The MC3T3-E1 cells cultured on collagen and ELP–collagen gels were separated by incubating in 2 mL collagenase (2.68 mg/mL) mixed in a solution of 5 mM CaCl 2 in Krebs ringer buffer (KRB) for 20 min . The MC3T3-E1 cells cultured on the control TCPS surfaces were separated by trypsinization. The cells were then isolated from the culture media by micro-centrifugation at 2000 rpm, resuspended in 500 μL of PBS, and lysed on ice for 2 min of sonication at 10% amplitude using a Branson Sonifier. The cell lysates were analyzed using DNA assay (Sigma, St. Louis, MO). The assay utilizes a fluorescent dye that binds to DNA and increases the fluorescence significantly at 460 nm. DNA standards (0–35 μg/mL) and samples were incubated with the fluorescent dye in a 96-well TCPS plate (Costar, Corning Life Sciences, Lowell, MA) in the dark at room temperature for 30 min. The plate was read using an FLX-800 fluorescence plate reader (Biotek, Winooski, VT) using an excitation wavelength of 360 nm and emission wavelength of 460 nm. The DNA content for each of the wells was calculated using the equation of the standard curve adjusted with the values for the control standard (0 μg/mL DNA).

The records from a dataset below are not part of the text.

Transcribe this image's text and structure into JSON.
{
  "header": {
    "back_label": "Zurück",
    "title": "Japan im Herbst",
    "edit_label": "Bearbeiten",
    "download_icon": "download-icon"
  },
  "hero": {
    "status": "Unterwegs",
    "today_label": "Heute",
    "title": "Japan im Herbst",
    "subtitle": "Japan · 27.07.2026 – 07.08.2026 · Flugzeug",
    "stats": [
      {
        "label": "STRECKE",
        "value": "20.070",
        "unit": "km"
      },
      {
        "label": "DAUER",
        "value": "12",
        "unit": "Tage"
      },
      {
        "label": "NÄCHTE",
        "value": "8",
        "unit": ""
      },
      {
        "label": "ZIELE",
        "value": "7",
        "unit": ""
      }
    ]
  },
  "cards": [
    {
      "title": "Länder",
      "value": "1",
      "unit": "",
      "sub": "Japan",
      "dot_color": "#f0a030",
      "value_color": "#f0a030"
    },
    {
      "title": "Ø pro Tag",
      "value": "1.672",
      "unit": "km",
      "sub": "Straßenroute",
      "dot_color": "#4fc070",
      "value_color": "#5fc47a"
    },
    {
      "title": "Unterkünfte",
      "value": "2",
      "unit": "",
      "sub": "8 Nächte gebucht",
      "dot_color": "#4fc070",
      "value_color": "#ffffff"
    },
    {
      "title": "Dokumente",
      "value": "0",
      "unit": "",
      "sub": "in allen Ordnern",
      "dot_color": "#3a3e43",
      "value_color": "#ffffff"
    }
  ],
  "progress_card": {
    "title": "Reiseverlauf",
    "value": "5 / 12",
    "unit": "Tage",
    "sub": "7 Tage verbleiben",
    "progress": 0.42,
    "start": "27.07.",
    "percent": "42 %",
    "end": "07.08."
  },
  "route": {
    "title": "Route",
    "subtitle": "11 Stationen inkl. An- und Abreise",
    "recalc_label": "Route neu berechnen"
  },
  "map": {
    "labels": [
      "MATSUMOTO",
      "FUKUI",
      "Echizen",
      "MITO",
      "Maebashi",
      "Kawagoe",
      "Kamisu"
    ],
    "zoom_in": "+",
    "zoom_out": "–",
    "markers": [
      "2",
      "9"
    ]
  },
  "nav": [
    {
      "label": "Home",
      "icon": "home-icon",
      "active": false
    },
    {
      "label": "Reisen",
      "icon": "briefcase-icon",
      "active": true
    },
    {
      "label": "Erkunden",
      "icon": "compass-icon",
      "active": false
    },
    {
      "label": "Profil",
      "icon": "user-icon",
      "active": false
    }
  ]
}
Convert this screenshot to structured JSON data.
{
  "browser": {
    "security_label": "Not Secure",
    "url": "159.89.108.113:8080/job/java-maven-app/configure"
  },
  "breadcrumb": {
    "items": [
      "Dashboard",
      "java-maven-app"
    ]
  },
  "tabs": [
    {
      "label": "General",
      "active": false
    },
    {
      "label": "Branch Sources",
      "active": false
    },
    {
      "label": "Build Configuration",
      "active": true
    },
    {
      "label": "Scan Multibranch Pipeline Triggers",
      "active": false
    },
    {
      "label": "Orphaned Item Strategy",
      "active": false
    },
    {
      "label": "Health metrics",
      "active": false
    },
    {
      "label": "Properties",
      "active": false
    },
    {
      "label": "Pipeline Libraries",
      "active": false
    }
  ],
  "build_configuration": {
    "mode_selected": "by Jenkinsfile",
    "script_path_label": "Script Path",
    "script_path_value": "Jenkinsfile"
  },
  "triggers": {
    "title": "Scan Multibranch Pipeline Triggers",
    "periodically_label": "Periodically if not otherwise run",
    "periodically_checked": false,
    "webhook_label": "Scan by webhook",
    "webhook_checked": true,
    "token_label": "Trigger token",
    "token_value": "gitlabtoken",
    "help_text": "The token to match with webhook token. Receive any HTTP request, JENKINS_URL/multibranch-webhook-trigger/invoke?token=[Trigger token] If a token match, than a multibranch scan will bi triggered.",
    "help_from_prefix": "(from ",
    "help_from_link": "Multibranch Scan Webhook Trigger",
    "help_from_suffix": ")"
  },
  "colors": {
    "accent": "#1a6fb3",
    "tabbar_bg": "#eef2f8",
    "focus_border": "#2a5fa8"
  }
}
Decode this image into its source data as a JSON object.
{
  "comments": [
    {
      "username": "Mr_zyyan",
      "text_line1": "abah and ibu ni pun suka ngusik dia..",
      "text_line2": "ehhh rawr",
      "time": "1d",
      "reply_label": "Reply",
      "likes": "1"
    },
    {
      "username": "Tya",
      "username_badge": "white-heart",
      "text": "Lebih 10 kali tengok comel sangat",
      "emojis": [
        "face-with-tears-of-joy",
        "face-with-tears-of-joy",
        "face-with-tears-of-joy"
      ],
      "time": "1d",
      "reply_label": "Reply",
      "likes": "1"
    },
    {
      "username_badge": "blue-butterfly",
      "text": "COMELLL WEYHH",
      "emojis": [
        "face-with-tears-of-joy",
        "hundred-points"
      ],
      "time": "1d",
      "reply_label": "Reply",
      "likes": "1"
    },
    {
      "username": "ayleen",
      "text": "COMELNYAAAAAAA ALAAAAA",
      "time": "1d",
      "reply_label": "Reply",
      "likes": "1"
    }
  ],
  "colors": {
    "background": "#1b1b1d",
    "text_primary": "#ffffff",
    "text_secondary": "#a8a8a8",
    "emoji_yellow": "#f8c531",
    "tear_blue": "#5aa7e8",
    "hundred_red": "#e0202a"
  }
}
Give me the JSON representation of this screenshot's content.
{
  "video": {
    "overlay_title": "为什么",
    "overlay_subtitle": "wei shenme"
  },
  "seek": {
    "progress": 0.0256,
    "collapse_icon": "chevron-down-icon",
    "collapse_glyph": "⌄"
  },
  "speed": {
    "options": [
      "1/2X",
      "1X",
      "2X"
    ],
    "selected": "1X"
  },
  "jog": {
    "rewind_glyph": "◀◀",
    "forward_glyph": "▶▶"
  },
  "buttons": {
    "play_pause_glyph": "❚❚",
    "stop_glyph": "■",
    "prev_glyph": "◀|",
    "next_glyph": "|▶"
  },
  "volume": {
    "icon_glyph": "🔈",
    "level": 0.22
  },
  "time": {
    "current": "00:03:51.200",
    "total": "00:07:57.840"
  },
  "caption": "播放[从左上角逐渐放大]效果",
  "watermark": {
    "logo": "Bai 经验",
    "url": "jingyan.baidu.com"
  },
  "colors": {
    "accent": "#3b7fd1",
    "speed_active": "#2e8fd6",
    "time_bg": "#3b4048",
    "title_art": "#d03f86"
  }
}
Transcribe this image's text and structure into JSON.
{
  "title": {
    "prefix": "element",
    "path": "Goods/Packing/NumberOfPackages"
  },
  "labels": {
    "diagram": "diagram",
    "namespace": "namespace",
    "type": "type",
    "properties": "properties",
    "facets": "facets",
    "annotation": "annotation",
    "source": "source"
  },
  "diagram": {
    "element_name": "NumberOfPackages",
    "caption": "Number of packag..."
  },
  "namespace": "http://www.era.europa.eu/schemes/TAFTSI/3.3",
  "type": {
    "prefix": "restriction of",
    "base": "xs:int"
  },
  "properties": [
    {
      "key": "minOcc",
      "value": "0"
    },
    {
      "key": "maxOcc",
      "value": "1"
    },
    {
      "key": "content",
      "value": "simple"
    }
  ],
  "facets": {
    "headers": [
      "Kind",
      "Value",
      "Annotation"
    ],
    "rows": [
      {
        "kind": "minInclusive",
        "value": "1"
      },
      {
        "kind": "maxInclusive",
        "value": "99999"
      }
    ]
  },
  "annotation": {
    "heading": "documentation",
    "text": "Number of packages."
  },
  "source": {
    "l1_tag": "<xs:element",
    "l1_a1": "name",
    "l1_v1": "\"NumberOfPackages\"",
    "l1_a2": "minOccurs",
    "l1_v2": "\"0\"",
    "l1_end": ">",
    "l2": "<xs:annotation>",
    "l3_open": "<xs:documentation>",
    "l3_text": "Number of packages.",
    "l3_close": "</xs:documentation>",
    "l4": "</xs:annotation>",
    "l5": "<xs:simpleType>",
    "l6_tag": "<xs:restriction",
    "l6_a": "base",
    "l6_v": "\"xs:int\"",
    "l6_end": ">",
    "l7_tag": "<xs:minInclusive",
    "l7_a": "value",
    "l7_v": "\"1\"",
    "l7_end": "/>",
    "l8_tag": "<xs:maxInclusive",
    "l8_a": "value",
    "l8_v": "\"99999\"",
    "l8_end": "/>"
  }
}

Alkaline phosphatase assay
A colorimetric kinetic determination of alkaline phosphatase (ALP) activity of the MC3T3-E1 cells was performed using QuantiChrom™ ALP assay Kit (DALP-250, BioAssay Systems, Hayward, CA) on day 14. In this method p-nitrophenyl phosphate (pNPP) is hydrolyzed by ALP into a yellow colored product, p-nitrophenolate (maximal absorbance at 405 nm). The rate of the reaction is directly proportional to the enzyme activity. The working solution for the assay was prepared by mixing 200 μL assay buffer, 5 μL Mg Acetate, and 2 μL pNPP liquid substrate. 25 μL of the cell lysate solution (as prepared earlier) was transferred into wells of a 96-well plate along with 150 μL of working solution. The plate was read at 405 nm ( t = 0) and again after 4 min ( t = 4 min) on an ELX-800 absorbance plate reader (Biotek, Winooski, VT) at an absorbance wavelength of 405 nm. The ALP activity was then calculated using the formula specified by the manufacturer as shown below:
ALP activity of sample ( μ mol / L min ) = ( O.D. SAMPLE t = 4 min − O.D. SAMPLE t = 0 min ) × 1000 × Reaction volume ( O.D. CALIBRATOR − O.D.H 2 O ) × Sample volume × time